Zipcar, Uber, Airbnb. These names are familiar to savvy consumers, but city officials have been slow to catch on to the sharing economy trend.
Now, a new report from the National League of Cities (NLC) says cities are serving as laboratories for these ever-changing technologies and business models, and they might as well get used to the idea.
The report, entitled “Cities, the Sharing Economy and What’s Next,” provides an analysis of what’s happening in U.S. cities aimed at helping leaders better understand, encourage and regulate the growing sharing economy.
The report notes that the sharing economy is thriving, upending traditional industries, disrupting local regulatory environments and serving as a benchmark for innovation and growth. “This is all happening at once, and there is no status quo; while emerging models are developing, the relative novelty of this issue precludes long-term, tested best practices,” it said.
Here are some key findings.

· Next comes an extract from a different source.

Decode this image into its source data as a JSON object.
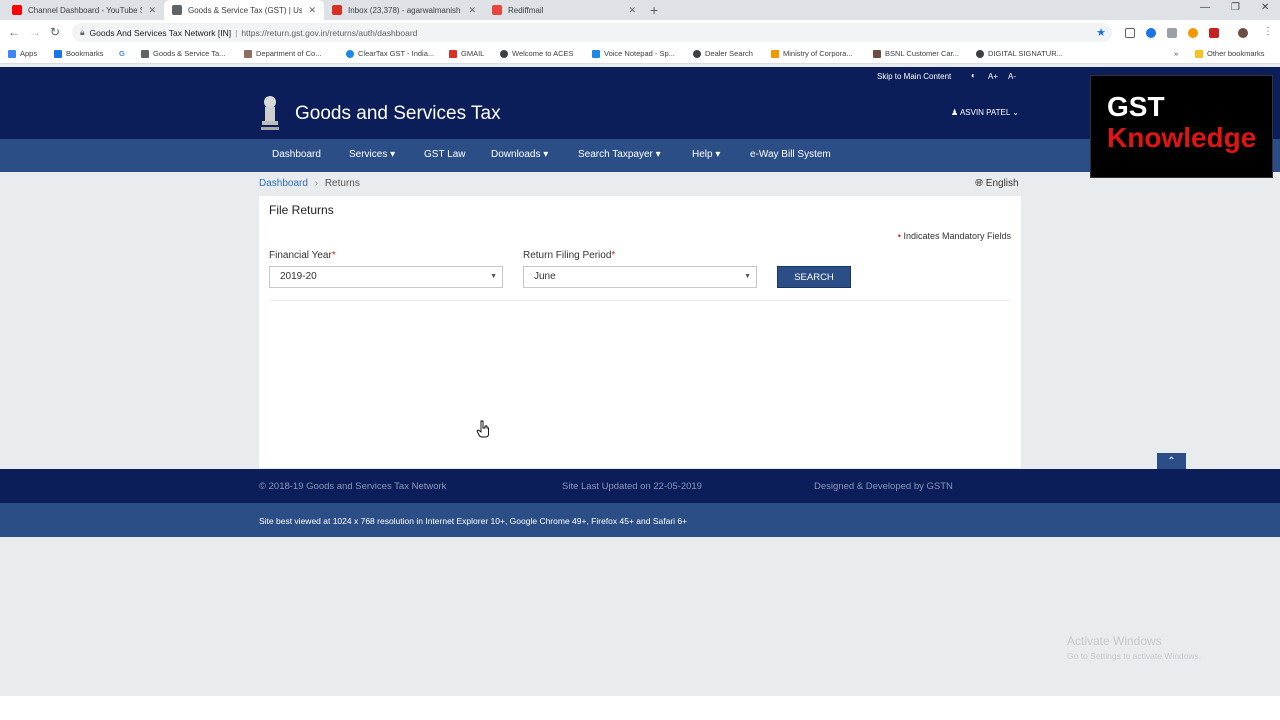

Think broader. Many policymakers often assume that the concept of the sharing economy applies only to ride sharing, made popular by Uber, Lyft and other app-driven various, and home sharing, the concept behind the phenomenally popular Airbnb.
But, there is a wide array of goods and services that can be shared, which range from food and beverages, to an individual’s time and tools, said the report. “Municipalities, for example, can even share heavy equipment, reducing overall expenditures and providing needed tools that might otherwise have been unavailable.”
Adapt regulations. There is no “one-size-fits-all” regulatory framework that every locality can or should apply to the influx of new economic activity. The landscape requires cities to experiment and develop unique, locally driven solutions to new challenges.
Unlike other emerging city issues, the patterns of diffusion across the country do not necessarily present themselves along the traditional lines of city size or region.
States are also playing a significant role in the emergence of the sharing economy, often intervening in a manner that includes legislation, regulatory rulings and even legal action.
Different approaches. The report looks at the ways a series of cities have dealt with the sharing economy. Indianapolis has embraced the “big tent” idea, welcoming any business that might positively impact the city and its residents to pilot their product, said the report. A city official explained that beyond “a good faith discussion and engagement around safety,” the city does not want to impede a thriving platform built around a good idea and sophisticated data from doing what it does best.
Portland, Oregon, however, has found there is little research reflecting whether the sharing economy actually increases tourism, or whether it is simply diverting people and money away from traditional service providers such as hotels and taxis.
City officials interviewed in the report agreed it was important to work not only with companies involved in the sharing economy, but also with those that provide comparable services in more traditional roles. This will ensure that the playing field is leveled, and, when applicable, legislation is updated so that everyone can benefit.
City leaders must walk a fine line, working to embrace change and innovation while simultaneously prioritizing safety and developing context-sensitive city solutions that work for their community.
“There is great promise with the rapid ascent of sharing economy services in our nation’s cities, and the best thing that city policymakers can do is keep an open mind about how the new economy might be fruitful with the right regulatory framework in place – because sharing is here to stay,” said the report.
For story ideas, look at how cities and counties are handling different aspects of the sharing economy, from Airbnb, to Uber, and all their variations.